Adding It All Up
To recap, the above doesn't include:
  • New retail at Ward Village - doubling their square footage and significantly upgrading tenants.
  • Columbia, MD redevelopment which should start in 2016, 13MM square feet of entitlements (office, retail, multi-family).
  • Tin Building renovation and additional development plans at South Street Seaport beyond Pier 17.
  • Additional unannounced HHC developed/owned commercial build out of Downtown Summer, Woodlands, Bridgeland.
  • Any additional value above book for the miscellaneous Strategic Developments.
  • Significant "execution risk", these are complicated developments, I'm sure there are a lot of bureaucratic hoops to jump through (especially in NYC and Honolulu), politicians and unions to please, leases to negotiate - a lot can go wrong from entitlement of a project to it being fully stabilized.
  • These are long dated developments, each of their markets is likely to go through a cycle or two before they're fully completed.  Markets can also change dramatically from when ground is broken to when construction is finished.  Two of HHC's main markets are New York City and Honolulu, prices are high and "always go up" there, need to be careful of anything that "always goes up".
  • Houston really struggles and Howard Hughes' assets and land holdings there are permanently impaired.

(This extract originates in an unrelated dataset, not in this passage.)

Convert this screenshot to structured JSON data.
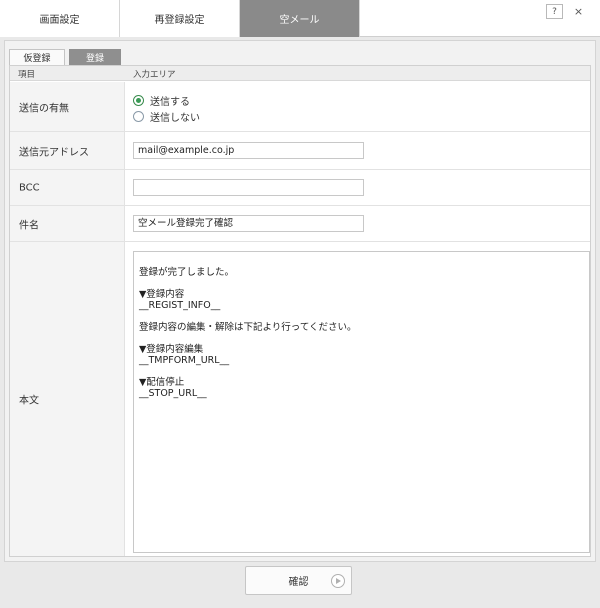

I probably should have taken a closer look when the share price rose to $160 and noticed how much additional growth the market was pricing into the company.  In one of Howard Marks' recent memos he wrote, "If you look longingly at the chart for a stock that has risen for twenty years, think about how many days there were when you would've had to talk yourself out of selling."  That's kind of how I think of Howard Hughes, long term holding that's going to see a cycle or two but is quite attractively priced now.

Disclosure: I own shares of HHC